Here’s just a little context to how thuggishly Meta (Facebook) and Google are conducting themselves in Canada.
In response to new Canadian legislation designed to divert roughly $300 million a year into supporting journalism, both companies have announced bans on search and sharing of Canadian news on their sites.
What the hell kind of people act this way? These are mob tactics. “Nice little newspaper you’ve got there — be a shame if something happened to it.”
In case $300 million sounds like a lot of money, or that the Canadian government is being draconian, consider this: In 2021, Google and Facebook extracted almost $10 billion in ad revenue from this country. That’s according to a report by the Canadian Media Concentration Research Project.
So we’re talking three per cent here. For companies that are not taxed in Canada on this income, as far as I’ve been able to determine.
She ends with this:
Given all the damage they’ve done — all the lies and rage and misinformation they’ve spread for traffic and money —they should count their blessings that they’re not facing a licensing surcharge that functions like a tax on tobacco. Meanwhile, we can all switch to Bing or one of the other good search alternatives to Google.
If this were up to me, I’d have three words about Facebook and Google:
Hit. Them. Harder.

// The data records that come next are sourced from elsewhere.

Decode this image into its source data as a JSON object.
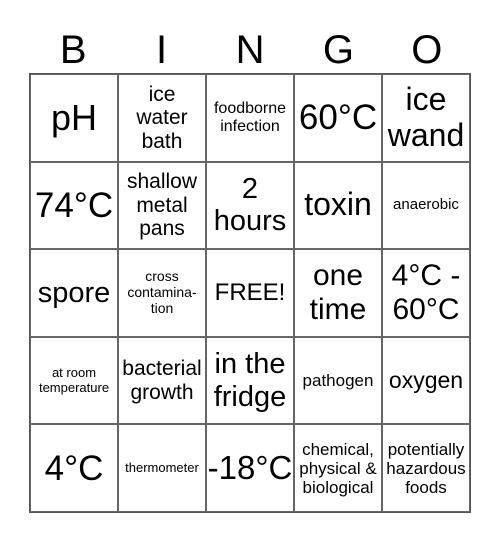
{
  "header": [
    "B",
    "I",
    "N",
    "G",
    "O"
  ],
  "cells": [
    [
      "pH",
      "ice water bath",
      "foodborne infection",
      "60°C",
      "ice wand"
    ],
    [
      "74°C",
      "shallow metal pans",
      "2 hours",
      "toxin",
      "anaerobic"
    ],
    [
      "spore",
      "cross contamina-tion",
      "FREE!",
      "one time",
      "4°C - 60°C"
    ],
    [
      "at room temperature",
      "bacterial growth",
      "in the fridge",
      "pathogen",
      "oxygen"
    ],
    [
      "4°C",
      "thermometer",
      "-18°C",
      "chemical, physical & biological",
      "potentially hazardous foods"
    ]
  ]
}
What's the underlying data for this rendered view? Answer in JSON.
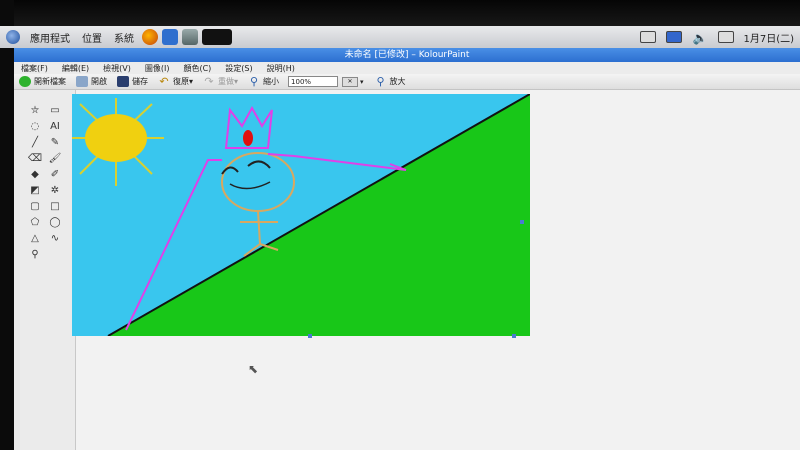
{
  "panel": {
    "menus": [
      "應用程式",
      "位置",
      "系統"
    ],
    "clock": "1月7日(二)"
  },
  "window": {
    "title": "未命名 [已修改] – KolourPaint"
  },
  "menubar": {
    "items": [
      "檔案(F)",
      "編輯(E)",
      "檢視(V)",
      "圖像(I)",
      "顏色(C)",
      "設定(S)",
      "說明(H)"
    ]
  },
  "toolbar": {
    "new_label": "開新檔案",
    "open_label": "開啟",
    "save_label": "儲存",
    "undo_label": "復原",
    "redo_label": "重做",
    "zoom_out_label": "縮小",
    "zoom_value": "100%",
    "zoom_in_label": "放大"
  },
  "tools": [
    {
      "name": "free-form-selection-tool",
      "glyph": "⛦"
    },
    {
      "name": "rectangular-selection-tool",
      "glyph": "▭"
    },
    {
      "name": "elliptical-selection-tool",
      "glyph": "◌"
    },
    {
      "name": "text-tool",
      "glyph": "AI"
    },
    {
      "name": "line-tool",
      "glyph": "╱"
    },
    {
      "name": "pen-tool",
      "glyph": "✎"
    },
    {
      "name": "eraser-tool",
      "glyph": "⌫"
    },
    {
      "name": "brush-tool",
      "glyph": "🖌"
    },
    {
      "name": "flood-fill-tool",
      "glyph": "◆"
    },
    {
      "name": "color-picker-tool",
      "glyph": "✐"
    },
    {
      "name": "color-eraser-tool",
      "glyph": "◩"
    },
    {
      "name": "spraycan-tool",
      "glyph": "✲"
    },
    {
      "name": "rounded-rectangle-tool",
      "glyph": "▢"
    },
    {
      "name": "rectangle-tool",
      "glyph": "□"
    },
    {
      "name": "polygon-tool",
      "glyph": "⬠"
    },
    {
      "name": "ellipse-tool",
      "glyph": "◯"
    },
    {
      "name": "connected-lines-tool",
      "glyph": "△"
    },
    {
      "name": "curve-tool",
      "glyph": "∿"
    },
    {
      "name": "zoom-tool",
      "glyph": "⚲"
    }
  ],
  "colors": {
    "sky": "#39c6ee",
    "grass": "#18c718",
    "sun": "#f0d010",
    "sun_rays": "#d8d030",
    "crown": "#e040e8",
    "stick_figure": "#d8a860",
    "face": "#222222",
    "gem": "#e01010",
    "diagonal": "#111111",
    "workspace": "#f2f2f2"
  }
}
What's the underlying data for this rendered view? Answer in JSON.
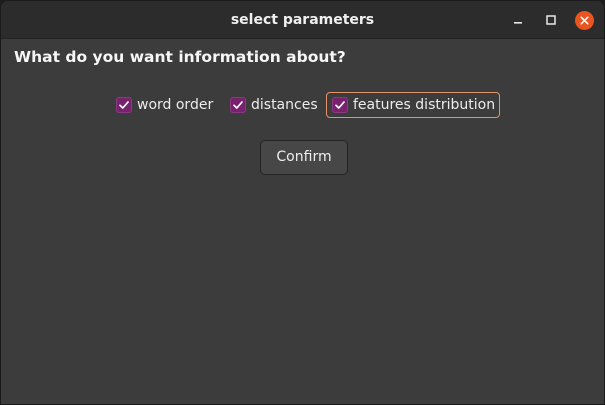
{
  "window": {
    "title": "select parameters"
  },
  "main": {
    "heading": "What do you want information about?",
    "options": [
      {
        "label": "word order",
        "checked": true
      },
      {
        "label": "distances",
        "checked": true
      },
      {
        "label": "features distribution",
        "checked": true,
        "focused": true
      }
    ],
    "confirm_label": "Confirm"
  },
  "colors": {
    "accent": "#77216f",
    "close_button": "#e95420",
    "focus_ring": "#e3926c",
    "window_bg": "#3c3c3c",
    "titlebar_bg": "#2c2c2c"
  },
  "icons": {
    "minimize": "minimize-icon",
    "maximize": "maximize-icon",
    "close": "close-icon",
    "checkmark": "checkmark-icon"
  }
}
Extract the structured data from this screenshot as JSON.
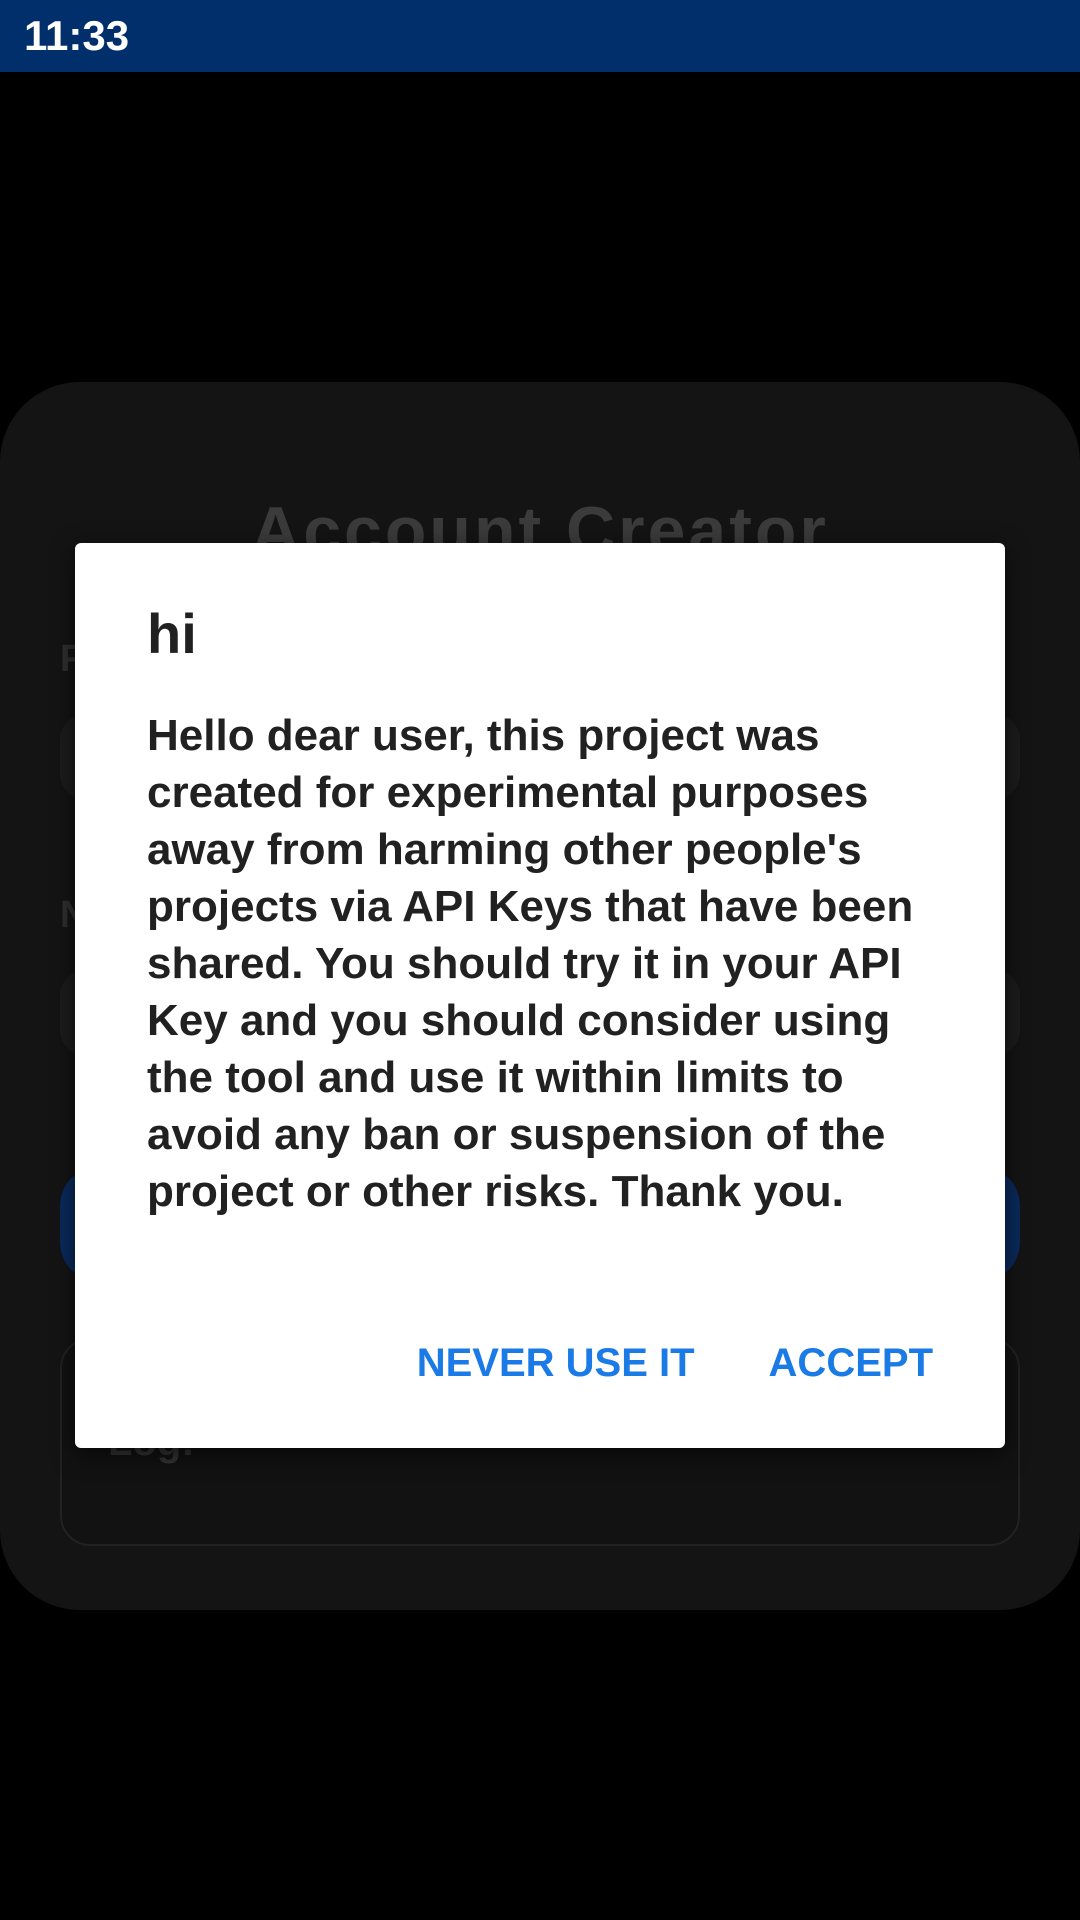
{
  "status_bar": {
    "time": "11:33"
  },
  "background_app": {
    "title": "Account Creator",
    "field1_label": "P",
    "field2_label": "N",
    "log_label": "Log:"
  },
  "dialog": {
    "title": "hi",
    "message": "Hello dear user, this project was created for experimental purposes away from harming other people's projects via API Keys that have been shared. You should try it in your API Key and you should consider using the tool and use it within limits to avoid any ban or suspension of the project or other risks. Thank you.",
    "negative_button": "NEVER USE IT",
    "positive_button": "ACCEPT"
  },
  "colors": {
    "status_bar": "#002f6c",
    "accent": "#1a7ae6",
    "dialog_background": "#ffffff",
    "scrim": "#000000"
  }
}
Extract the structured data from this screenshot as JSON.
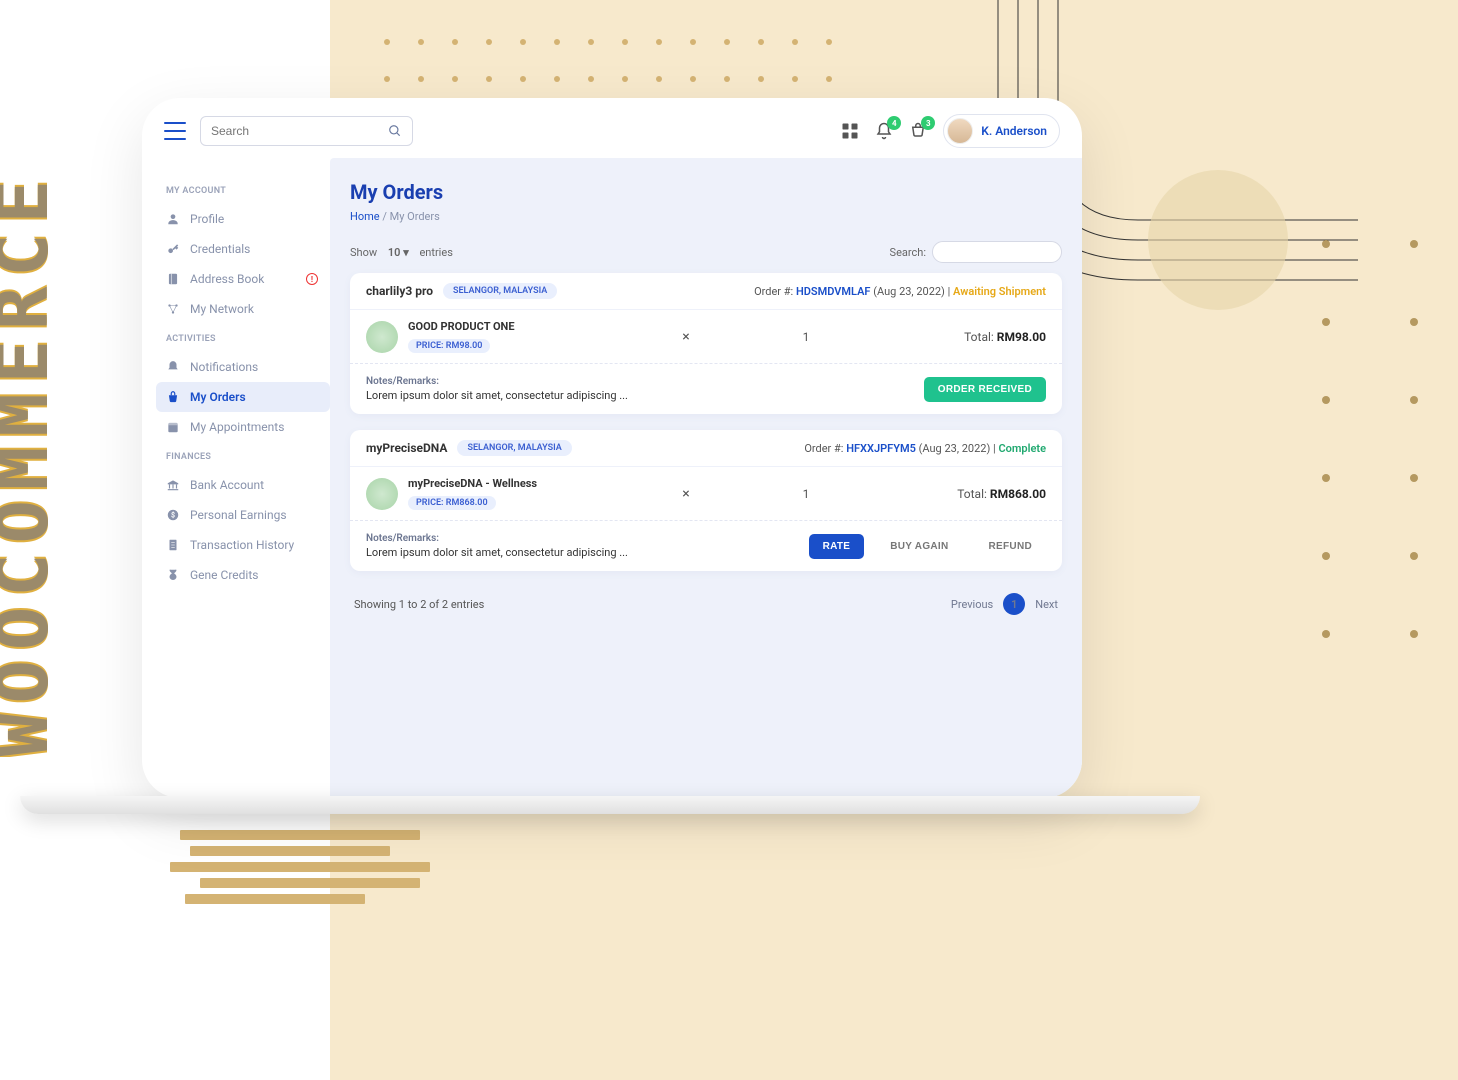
{
  "brand_vertical": "WOOCOMMERCE",
  "topbar": {
    "search_placeholder": "Search",
    "notifications_badge": "4",
    "cart_badge": "3",
    "username": "K. Anderson"
  },
  "sidebar": {
    "section_account": "MY ACCOUNT",
    "profile": "Profile",
    "credentials": "Credentials",
    "address_book": "Address Book",
    "my_network": "My Network",
    "section_activities": "ACTIVITIES",
    "notifications": "Notifications",
    "my_orders": "My Orders",
    "my_appointments": "My Appointments",
    "section_finances": "FINANCES",
    "bank_account": "Bank Account",
    "personal_earnings": "Personal Earnings",
    "transaction_history": "Transaction History",
    "gene_credits": "Gene Credits",
    "address_badge": "!"
  },
  "page": {
    "title": "My Orders",
    "breadcrumb_home": "Home",
    "breadcrumb_sep": " / ",
    "breadcrumb_current": "My Orders"
  },
  "controls": {
    "show_label": "Show",
    "entries_value": "10",
    "entries_label": "entries",
    "search_label": "Search:",
    "caret": "▾"
  },
  "orders": [
    {
      "merchant": "charlily3 pro",
      "location": "SELANGOR, MALAYSIA",
      "order_label": "Order #:",
      "order_id": "HDSMDVMLAF",
      "date": "(Aug 23, 2022)",
      "status": "Awaiting Shipment",
      "status_class": "awaiting",
      "product": "GOOD PRODUCT ONE",
      "price_chip": "PRICE: RM98.00",
      "qty": "1",
      "total_label": "Total:",
      "total_value": "RM98.00",
      "notes_label": "Notes/Remarks:",
      "notes": "Lorem ipsum dolor sit amet, consectetur adipiscing ...",
      "actions": [
        {
          "label": "ORDER RECEIVED",
          "style": "green"
        }
      ]
    },
    {
      "merchant": "myPreciseDNA",
      "location": "SELANGOR, MALAYSIA",
      "order_label": "Order #:",
      "order_id": "HFXXJPFYM5",
      "date": "(Aug 23, 2022)",
      "status": "Complete",
      "status_class": "complete",
      "product": "myPreciseDNA - Wellness",
      "price_chip": "PRICE: RM868.00",
      "qty": "1",
      "total_label": "Total:",
      "total_value": "RM868.00",
      "notes_label": "Notes/Remarks:",
      "notes": "Lorem ipsum dolor sit amet, consectetur adipiscing ...",
      "actions": [
        {
          "label": "RATE",
          "style": "blue"
        },
        {
          "label": "BUY AGAIN",
          "style": "text"
        },
        {
          "label": "REFUND",
          "style": "text"
        }
      ]
    }
  ],
  "pagination": {
    "info": "Showing 1 to 2 of 2 entries",
    "previous": "Previous",
    "page": "1",
    "next": "Next"
  },
  "symbols": {
    "multiply": "×",
    "pipe": " | "
  }
}
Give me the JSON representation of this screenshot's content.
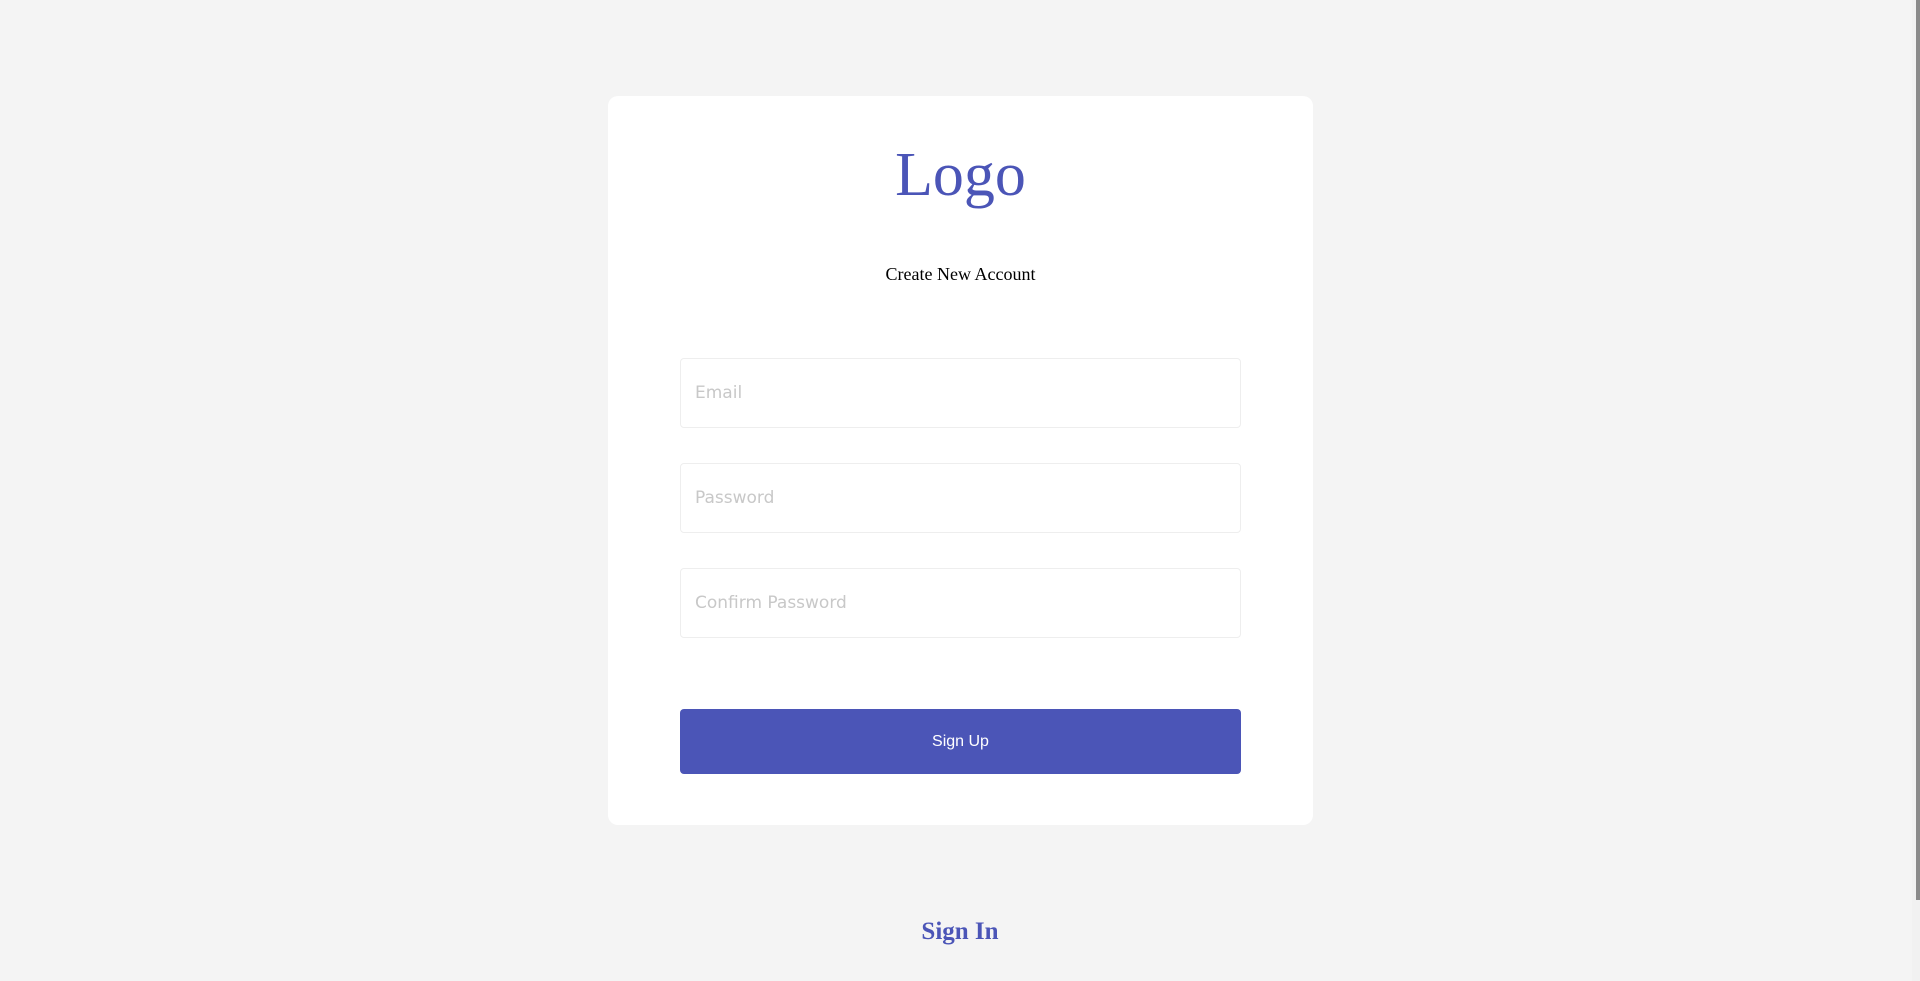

I very much agree with her stance. It is actually a shame that Canada has not imposed a tax on Big Tech media companies and created a fund to support innovative journalism, as advocated in The Shattered Mirror an insightfull, 2017 report on the state of Canadian news media by the Public Policy Forum.
We will Help News Media, says Canada Heritage Minister Rodriguez, if Big Tech Bails Out
Maybe this will come in the end? Minister Pablo Rodriguez had not choice to say that Canadian news media would be helped by the federal governement if Google and Meta pursue their embargo to avoid paying licensing fees.
Sue Gardner, a fellow at Mc Gill’s Bell School of Public Policy, advocates here against C-18 but in favour of protecting Canadian journalism with a public news fund.
A fund for journalism is a good idea. In fact, it’s essential. The market used to be able to support quite a bit of good journalism, and now it can’t. Innovation to support new models makes sense and needs to be encouraged, but we can’t count on it succeeding in producing what we need. (Indicators so far suggest it may end up best able to serve specialized topic areas, people with a high level of news interest, and people with money to spend on news, leaving aside the very people who are most susceptible to misinformation and disinformation.)
Journalism is a public good that leads to positive social outcomes for everybody, and so it makes sense to support it with public funds. The government, therefore, should make a fund. It can ensure the fund is “budget neutral” by closing the existing tax loophole. But it shouldn’t link the two.
A fund would accomplish the major policy objective of C-18, to support the production of journalism. But it would be different from C-18 in important ways.
Protecting Journalism and Democracy takes Big Tech Will and Innovation
In an age where young people get their news from TikTok, their friends on Snap, and where articles are AI-generated, it seems urgent to support innovative news gathering and publishing.
If Google and Meta really did wish to support news and democracy, however, they would welcome the opportunity to finance links to legitimate, select publishers they would have negotiated with. This would make their lives (and ours!) so simple: singling out quality news from fake news generated by illegitimate outlets. These bad actors are adept at search engine and social media optimization (SEO and SMO), digital marketing techniques Meta and Google invented. But it seems they’re more interested in letting black hat digital marketers thrive than democracy.